### Your goal:
Omitting the pictures, print every line below exactly as it stands.

Start of Block

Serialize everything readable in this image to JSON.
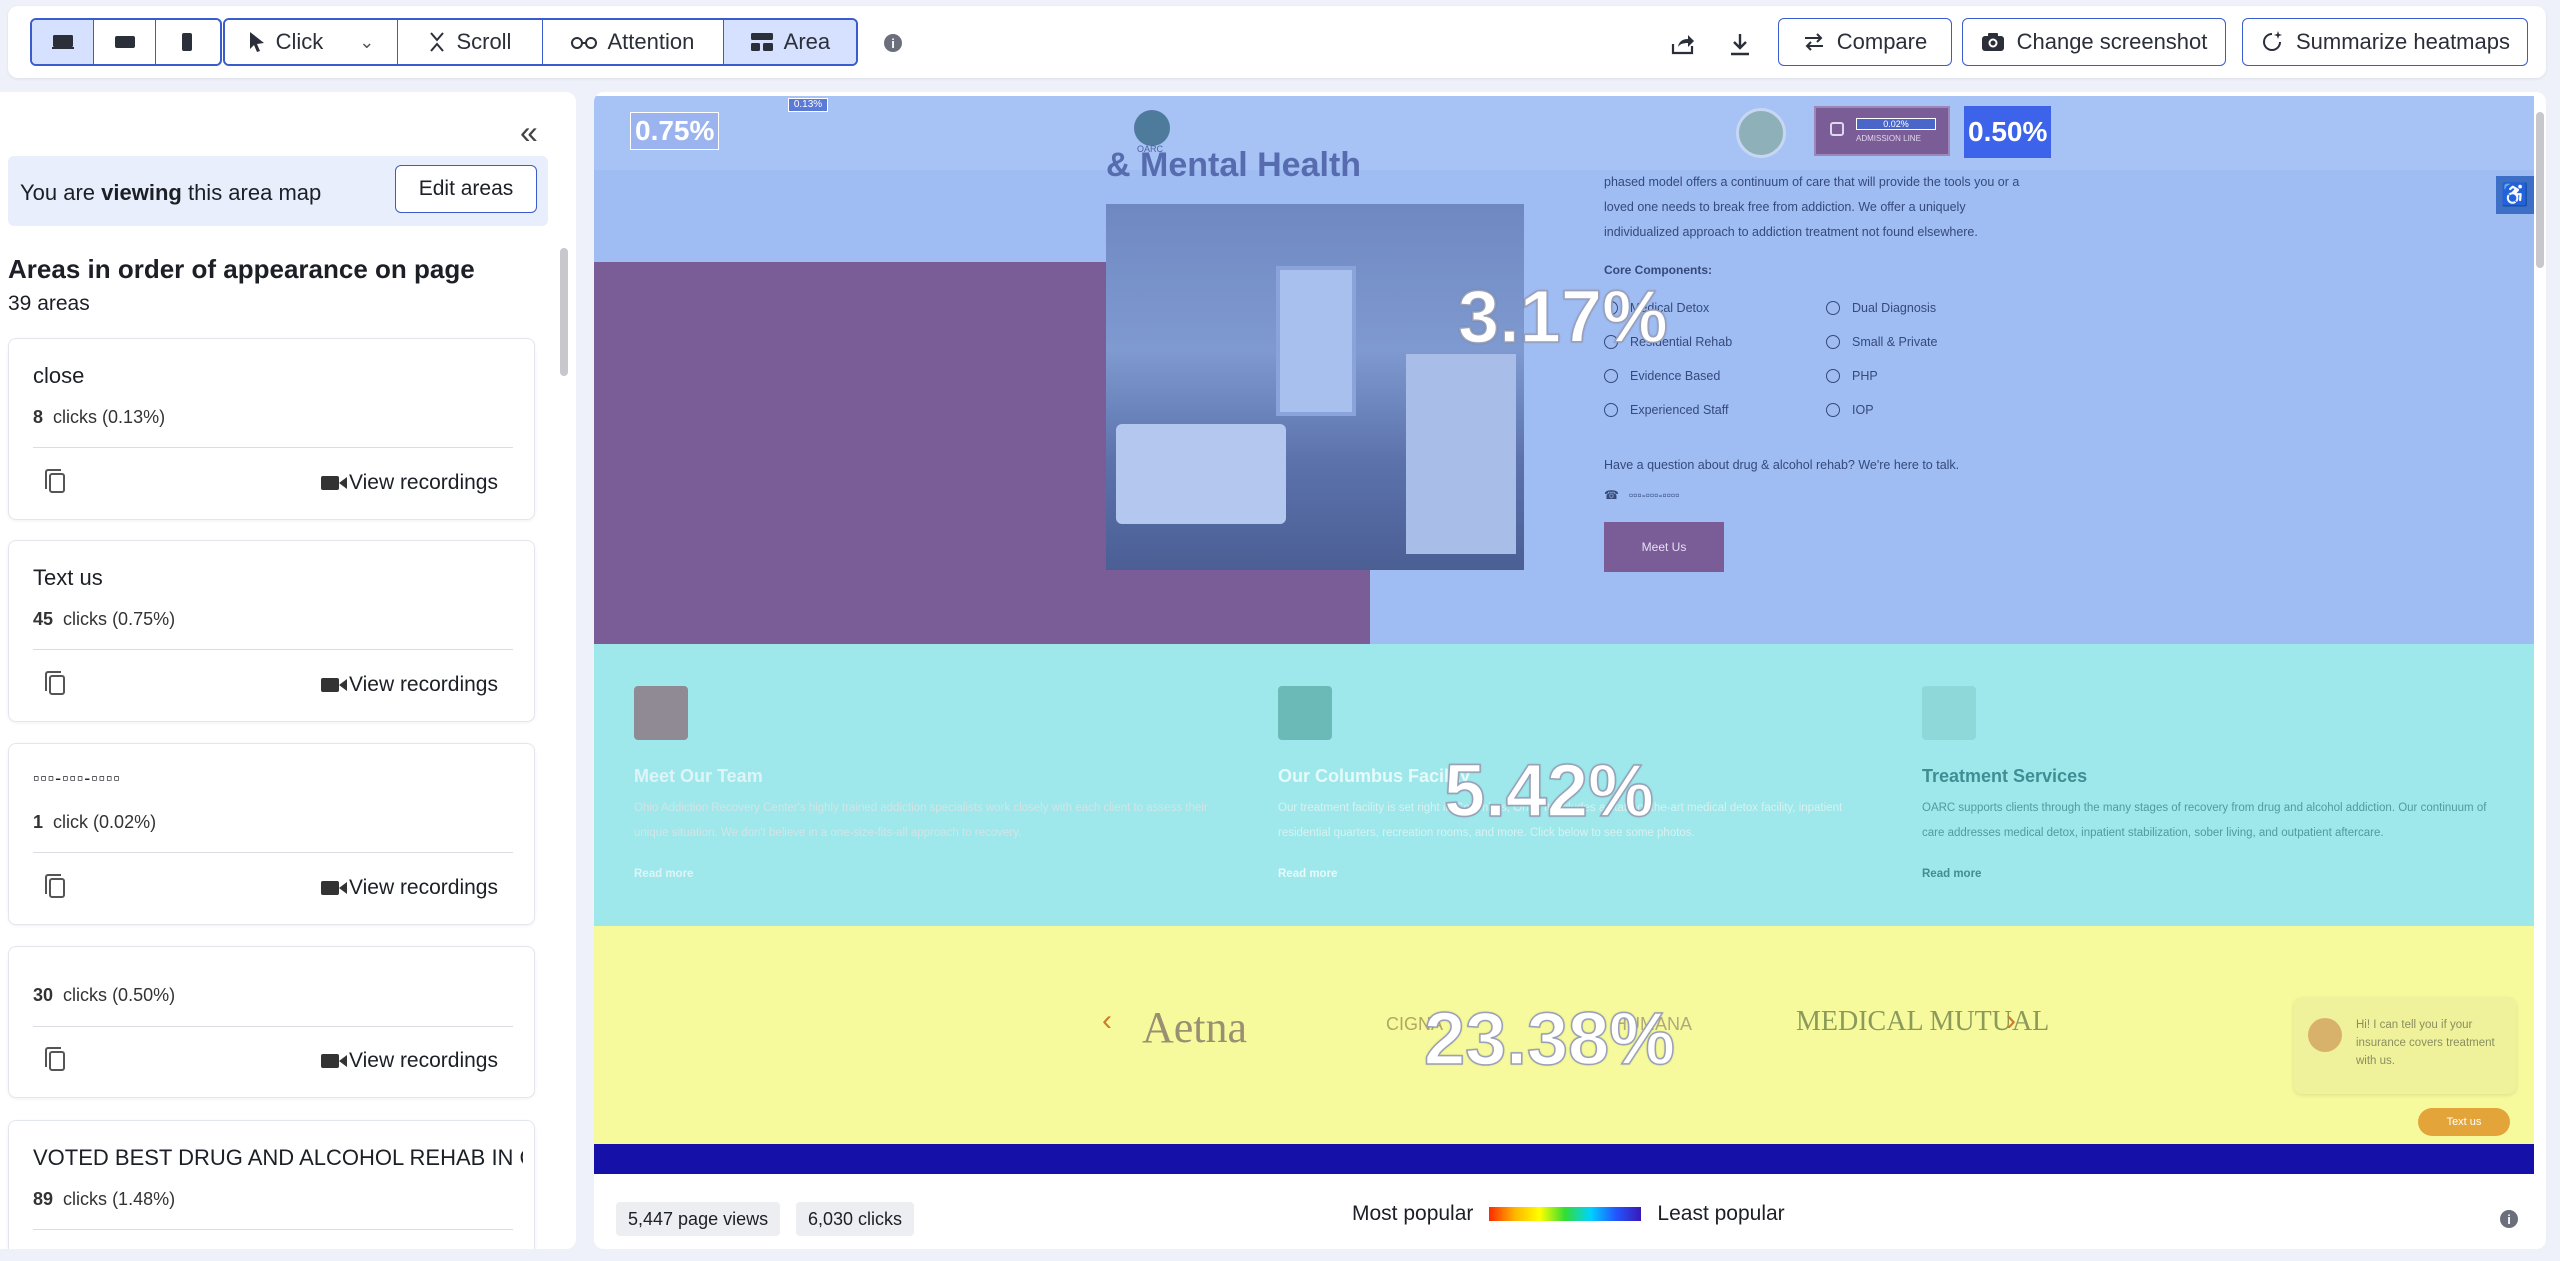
{
  "toolbar": {
    "devices": [
      {
        "name": "desktop-icon",
        "active": true
      },
      {
        "name": "tablet-icon",
        "active": false
      },
      {
        "name": "mobile-icon",
        "active": false
      }
    ],
    "modes": {
      "click": "Click",
      "scroll": "Scroll",
      "attention": "Attention",
      "area": "Area"
    },
    "active_mode": "Area",
    "info": "i",
    "compare": "Compare",
    "change_screenshot": "Change screenshot",
    "summarize": "Summarize heatmaps"
  },
  "sidebar": {
    "viewing_prefix": "You are ",
    "viewing_bold": "viewing",
    "viewing_suffix": " this area map",
    "edit_areas": "Edit areas",
    "title": "Areas in order of appearance on page",
    "count": "39 areas",
    "view_recordings": "View recordings",
    "areas": [
      {
        "name": "close",
        "count": "8",
        "unit": "clicks",
        "pct": "(0.13%)"
      },
      {
        "name": "Text us",
        "count": "45",
        "unit": "clicks",
        "pct": "(0.75%)"
      },
      {
        "name": "▫▫▫-▫▫▫-▫▫▫▫",
        "count": "1",
        "unit": "click",
        "pct": "(0.02%)"
      },
      {
        "name": "",
        "count": "30",
        "unit": "clicks",
        "pct": "(0.50%)"
      },
      {
        "name": "VOTED BEST DRUG AND ALCOHOL REHAB IN COLU",
        "count": "89",
        "unit": "clicks",
        "pct": "(1.48%)"
      }
    ]
  },
  "preview": {
    "header_pcts": {
      "left": "0.75%",
      "tiny": "0.13%",
      "right": "0.50%",
      "phone_bubble": "0.02%"
    },
    "hero": {
      "title": "& Mental Health",
      "paragraph": [
        "phased model offers a continuum of care that will provide the tools you or a",
        "loved one needs to break free from addiction. We offer a uniquely",
        "individualized approach to addiction treatment not found elsewhere."
      ],
      "core_title": "Core Components:",
      "components_left": [
        "Medical Detox",
        "Residential Rehab",
        "Evidence Based",
        "Experienced Staff"
      ],
      "components_right": [
        "Dual Diagnosis",
        "Small & Private",
        "PHP",
        "IOP"
      ],
      "question": "Have a question about drug & alcohol rehab? We're here to talk.",
      "phone": "▫▫▫-▫▫▫-▫▫▫▫",
      "meet_us": "Meet Us",
      "pct": "3.17%"
    },
    "features": [
      {
        "title": "Meet Our Team",
        "desc": "Ohio Addiction Recovery Center's highly trained addiction specialists work closely with each client to assess their unique situation. We don't believe in a one-size-fits-all approach to recovery.",
        "link": "Read more",
        "bg": "#7b8f93"
      },
      {
        "title": "Our Columbus Facility",
        "desc": "Our treatment facility is set right in Columbus, Ohio. It includes a state-of-the-art medical detox facility, inpatient residential quarters, recreation rooms, and more. Click below to see some photos.",
        "link": "Read more",
        "bg": "#4fa9a8"
      },
      {
        "title": "Treatment Services",
        "desc": "OARC supports clients through the many stages of recovery from drug and alcohol addiction. Our continuum of care addresses medical detox, inpatient stabilization, sober living, and outpatient aftercare.",
        "link": "Read more",
        "bg": "#a3e9ec"
      }
    ],
    "features_pct": "5.42%",
    "logos": [
      "Aetna",
      "CIGNA",
      "HUMANA",
      "MEDICAL MUTUAL"
    ],
    "logos_pct": "23.38%",
    "chat_bubble": "Hi! I can tell you if your insurance covers treatment with us.",
    "text_us": "Text us",
    "logo_label": "OARC",
    "admission_line": "ADMISSION LINE"
  },
  "footer": {
    "page_views": "5,447 page views",
    "clicks": "6,030 clicks",
    "most_popular": "Most popular",
    "least_popular": "Least popular",
    "info": "i"
  },
  "colors": {
    "accent": "#3b5ccc",
    "active_tab": "#d6e0ff",
    "zone_header": "#a7c2f5",
    "zone_hero": "#9fbcf3",
    "zone_cards": "#9ee8ec",
    "zone_logos": "#f6fa9d",
    "zone_footer": "#1511a8"
  }
}
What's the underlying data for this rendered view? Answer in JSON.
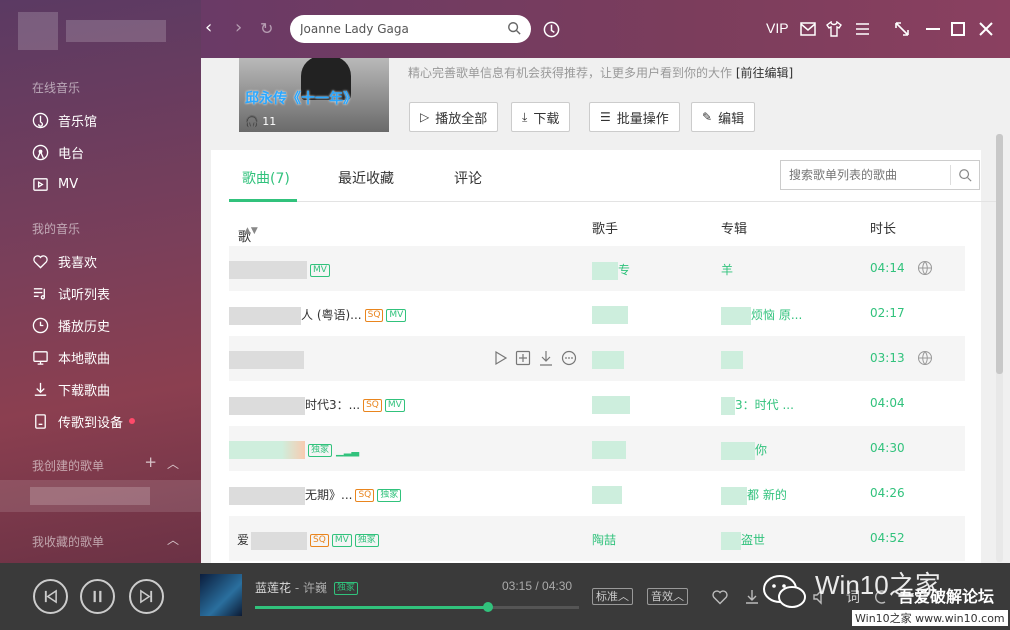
{
  "topbar": {
    "search_value": "Joanne Lady Gaga",
    "vip_label": "VIP"
  },
  "sidebar": {
    "section_online": "在线音乐",
    "online_items": [
      {
        "label": "音乐馆",
        "icon": "music-hall-icon"
      },
      {
        "label": "电台",
        "icon": "radio-icon"
      },
      {
        "label": "MV",
        "icon": "mv-icon"
      }
    ],
    "section_mine": "我的音乐",
    "mine_items": [
      {
        "label": "我喜欢",
        "icon": "heart-icon"
      },
      {
        "label": "试听列表",
        "icon": "playlist-icon"
      },
      {
        "label": "播放历史",
        "icon": "clock-icon"
      },
      {
        "label": "本地歌曲",
        "icon": "monitor-icon"
      },
      {
        "label": "下载歌曲",
        "icon": "download-icon"
      },
      {
        "label": "传歌到设备",
        "icon": "device-icon"
      }
    ],
    "section_created": "我创建的歌单",
    "section_collected": "我收藏的歌单"
  },
  "playlist": {
    "cover_title": "邱永传《十一年》",
    "listen_count": "11",
    "desc": "精心完善歌单信息有机会获得推荐，让更多用户看到你的大作",
    "desc_link": "[前往编辑]",
    "buttons": {
      "play_all": "播放全部",
      "download": "下载",
      "batch": "批量操作",
      "edit": "编辑"
    },
    "tabs": [
      "歌曲(7)",
      "最近收藏",
      "评论"
    ],
    "search_placeholder": "搜索歌单列表的歌曲",
    "columns": {
      "song": "歌曲",
      "singer": "歌手",
      "album": "专辑",
      "duration": "时长"
    },
    "rows": [
      {
        "title_visible": "",
        "tags": [
          "MV"
        ],
        "singer_visible": "专",
        "album_visible": "羊",
        "duration": "04:14",
        "globe": true
      },
      {
        "title_visible": "人 (粤语)...",
        "tags": [
          "SQ",
          "MV"
        ],
        "singer_visible": "",
        "album_visible": "烦恼 原...",
        "duration": "02:17",
        "globe": false
      },
      {
        "title_visible": "",
        "tags": [],
        "singer_visible": "",
        "album_visible": "",
        "duration": "03:13",
        "globe": true,
        "hovered": true
      },
      {
        "title_visible": "时代3：...",
        "tags": [
          "SQ",
          "MV"
        ],
        "singer_visible": "",
        "album_visible": "3：时代 ...",
        "duration": "04:04",
        "globe": false
      },
      {
        "title_visible": "",
        "tags": [
          "独家"
        ],
        "singer_visible": "",
        "album_visible": "你",
        "duration": "04:30",
        "globe": false,
        "playing": true
      },
      {
        "title_visible": "无期》...",
        "tags": [
          "SQ",
          "独家"
        ],
        "singer_visible": "",
        "album_visible": "都 新的",
        "duration": "04:26",
        "globe": false
      },
      {
        "title_visible": "爱",
        "tags": [
          "SQ",
          "MV",
          "独家"
        ],
        "singer_visible": "陶喆",
        "album_visible": "盗世",
        "duration": "04:52",
        "globe": false
      }
    ]
  },
  "player": {
    "song": "蓝莲花",
    "artist": "- 许巍",
    "exclusive_tag": "独家",
    "time_current": "03:15",
    "time_total": "04:30",
    "progress": 0.72,
    "quality_label": "标准",
    "effect_label": "音效",
    "lyrics_label": "词"
  },
  "watermark": {
    "main": "Win10之家",
    "sub": "吾爱破解论坛",
    "url": "Win10之家 www.win10.com"
  },
  "colors": {
    "accent": "#31c27c",
    "sidebar_bg": "#7a3f5a",
    "player_bg": "#3a3a3a"
  }
}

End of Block

### Answer section:
Serialize everything readable in this image to JSON.
{
  "toolbar": {
    "devices": [
      {
        "name": "desktop-icon",
        "active": true
      },
      {
        "name": "tablet-icon",
        "active": false
      },
      {
        "name": "mobile-icon",
        "active": false
      }
    ],
    "modes": {
      "click": "Click",
      "scroll": "Scroll",
      "attention": "Attention",
      "area": "Area"
    },
    "active_mode": "Area",
    "info": "i",
    "compare": "Compare",
    "change_screenshot": "Change screenshot",
    "summarize": "Summarize heatmaps"
  },
  "sidebar": {
    "viewing_prefix": "You are ",
    "viewing_bold": "viewing",
    "viewing_suffix": " this area map",
    "edit_areas": "Edit areas",
    "title": "Areas in order of appearance on page",
    "count": "39 areas",
    "view_recordings": "View recordings",
    "areas": [
      {
        "name": "close",
        "count": "8",
        "unit": "clicks",
        "pct": "(0.13%)"
      },
      {
        "name": "Text us",
        "count": "45",
        "unit": "clicks",
        "pct": "(0.75%)"
      },
      {
        "name": "▫▫▫-▫▫▫-▫▫▫▫",
        "count": "1",
        "unit": "click",
        "pct": "(0.02%)"
      },
      {
        "name": "",
        "count": "30",
        "unit": "clicks",
        "pct": "(0.50%)"
      },
      {
        "name": "VOTED BEST DRUG AND ALCOHOL REHAB IN COLU",
        "count": "89",
        "unit": "clicks",
        "pct": "(1.48%)"
      }
    ]
  },
  "preview": {
    "header_pcts": {
      "left": "0.75%",
      "tiny": "0.13%",
      "right": "0.50%",
      "phone_bubble": "0.02%"
    },
    "hero": {
      "title": "& Mental Health",
      "paragraph": [
        "phased model offers a continuum of care that will provide the tools you or a",
        "loved one needs to break free from addiction. We offer a uniquely",
        "individualized approach to addiction treatment not found elsewhere."
      ],
      "core_title": "Core Components:",
      "components_left": [
        "Medical Detox",
        "Residential Rehab",
        "Evidence Based",
        "Experienced Staff"
      ],
      "components_right": [
        "Dual Diagnosis",
        "Small & Private",
        "PHP",
        "IOP"
      ],
      "question": "Have a question about drug & alcohol rehab? We're here to talk.",
      "phone": "▫▫▫-▫▫▫-▫▫▫▫",
      "meet_us": "Meet Us",
      "pct": "3.17%"
    },
    "features": [
      {
        "title": "Meet Our Team",
        "desc": "Ohio Addiction Recovery Center's highly trained addiction specialists work closely with each client to assess their unique situation. We don't believe in a one-size-fits-all approach to recovery.",
        "link": "Read more",
        "bg": "#7b8f93"
      },
      {
        "title": "Our Columbus Facility",
        "desc": "Our treatment facility is set right in Columbus, Ohio. It includes a state-of-the-art medical detox facility, inpatient residential quarters, recreation rooms, and more. Click below to see some photos.",
        "link": "Read more",
        "bg": "#4fa9a8"
      },
      {
        "title": "Treatment Services",
        "desc": "OARC supports clients through the many stages of recovery from drug and alcohol addiction. Our continuum of care addresses medical detox, inpatient stabilization, sober living, and outpatient aftercare.",
        "link": "Read more",
        "bg": "#a3e9ec"
      }
    ],
    "features_pct": "5.42%",
    "logos": [
      "Aetna",
      "CIGNA",
      "HUMANA",
      "MEDICAL MUTUAL"
    ],
    "logos_pct": "23.38%",
    "chat_bubble": "Hi! I can tell you if your insurance covers treatment with us.",
    "text_us": "Text us",
    "logo_label": "OARC",
    "admission_line": "ADMISSION LINE"
  },
  "footer": {
    "page_views": "5,447 page views",
    "clicks": "6,030 clicks",
    "most_popular": "Most popular",
    "least_popular": "Least popular",
    "info": "i"
  },
  "colors": {
    "accent": "#3b5ccc",
    "active_tab": "#d6e0ff",
    "zone_header": "#a7c2f5",
    "zone_hero": "#9fbcf3",
    "zone_cards": "#9ee8ec",
    "zone_logos": "#f6fa9d",
    "zone_footer": "#1511a8"
  }
}
What's the underlying data for this rendered view? Answer in JSON.
{
  "topbar": {
    "search_value": "Joanne Lady Gaga",
    "vip_label": "VIP"
  },
  "sidebar": {
    "section_online": "在线音乐",
    "online_items": [
      {
        "label": "音乐馆",
        "icon": "music-hall-icon"
      },
      {
        "label": "电台",
        "icon": "radio-icon"
      },
      {
        "label": "MV",
        "icon": "mv-icon"
      }
    ],
    "section_mine": "我的音乐",
    "mine_items": [
      {
        "label": "我喜欢",
        "icon": "heart-icon"
      },
      {
        "label": "试听列表",
        "icon": "playlist-icon"
      },
      {
        "label": "播放历史",
        "icon": "clock-icon"
      },
      {
        "label": "本地歌曲",
        "icon": "monitor-icon"
      },
      {
        "label": "下载歌曲",
        "icon": "download-icon"
      },
      {
        "label": "传歌到设备",
        "icon": "device-icon"
      }
    ],
    "section_created": "我创建的歌单",
    "section_collected": "我收藏的歌单"
  },
  "playlist": {
    "cover_title": "邱永传《十一年》",
    "listen_count": "11",
    "desc": "精心完善歌单信息有机会获得推荐，让更多用户看到你的大作",
    "desc_link": "[前往编辑]",
    "buttons": {
      "play_all": "播放全部",
      "download": "下载",
      "batch": "批量操作",
      "edit": "编辑"
    },
    "tabs": [
      "歌曲(7)",
      "最近收藏",
      "评论"
    ],
    "search_placeholder": "搜索歌单列表的歌曲",
    "columns": {
      "song": "歌曲",
      "singer": "歌手",
      "album": "专辑",
      "duration": "时长"
    },
    "rows": [
      {
        "title_visible": "",
        "tags": [
          "MV"
        ],
        "singer_visible": "专",
        "album_visible": "羊",
        "duration": "04:14",
        "globe": true
      },
      {
        "title_visible": "人 (粤语)...",
        "tags": [
          "SQ",
          "MV"
        ],
        "singer_visible": "",
        "album_visible": "烦恼 原...",
        "duration": "02:17",
        "globe": false
      },
      {
        "title_visible": "",
        "tags": [],
        "singer_visible": "",
        "album_visible": "",
        "duration": "03:13",
        "globe": true,
        "hovered": true
      },
      {
        "title_visible": "时代3：...",
        "tags": [
          "SQ",
          "MV"
        ],
        "singer_visible": "",
        "album_visible": "3：时代 ...",
        "duration": "04:04",
        "globe": false
      },
      {
        "title_visible": "",
        "tags": [
          "独家"
        ],
        "singer_visible": "",
        "album_visible": "你",
        "duration": "04:30",
        "globe": false,
        "playing": true
      },
      {
        "title_visible": "无期》...",
        "tags": [
          "SQ",
          "独家"
        ],
        "singer_visible": "",
        "album_visible": "都 新的",
        "duration": "04:26",
        "globe": false
      },
      {
        "title_visible": "爱",
        "tags": [
          "SQ",
          "MV",
          "独家"
        ],
        "singer_visible": "陶喆",
        "album_visible": "盗世",
        "duration": "04:52",
        "globe": false
      }
    ]
  },
  "player": {
    "song": "蓝莲花",
    "artist": "- 许巍",
    "exclusive_tag": "独家",
    "time_current": "03:15",
    "time_total": "04:30",
    "progress": 0.72,
    "quality_label": "标准",
    "effect_label": "音效",
    "lyrics_label": "词"
  },
  "watermark": {
    "main": "Win10之家",
    "sub": "吾爱破解论坛",
    "url": "Win10之家 www.win10.com"
  },
  "colors": {
    "accent": "#31c27c",
    "sidebar_bg": "#7a3f5a",
    "player_bg": "#3a3a3a"
  }
}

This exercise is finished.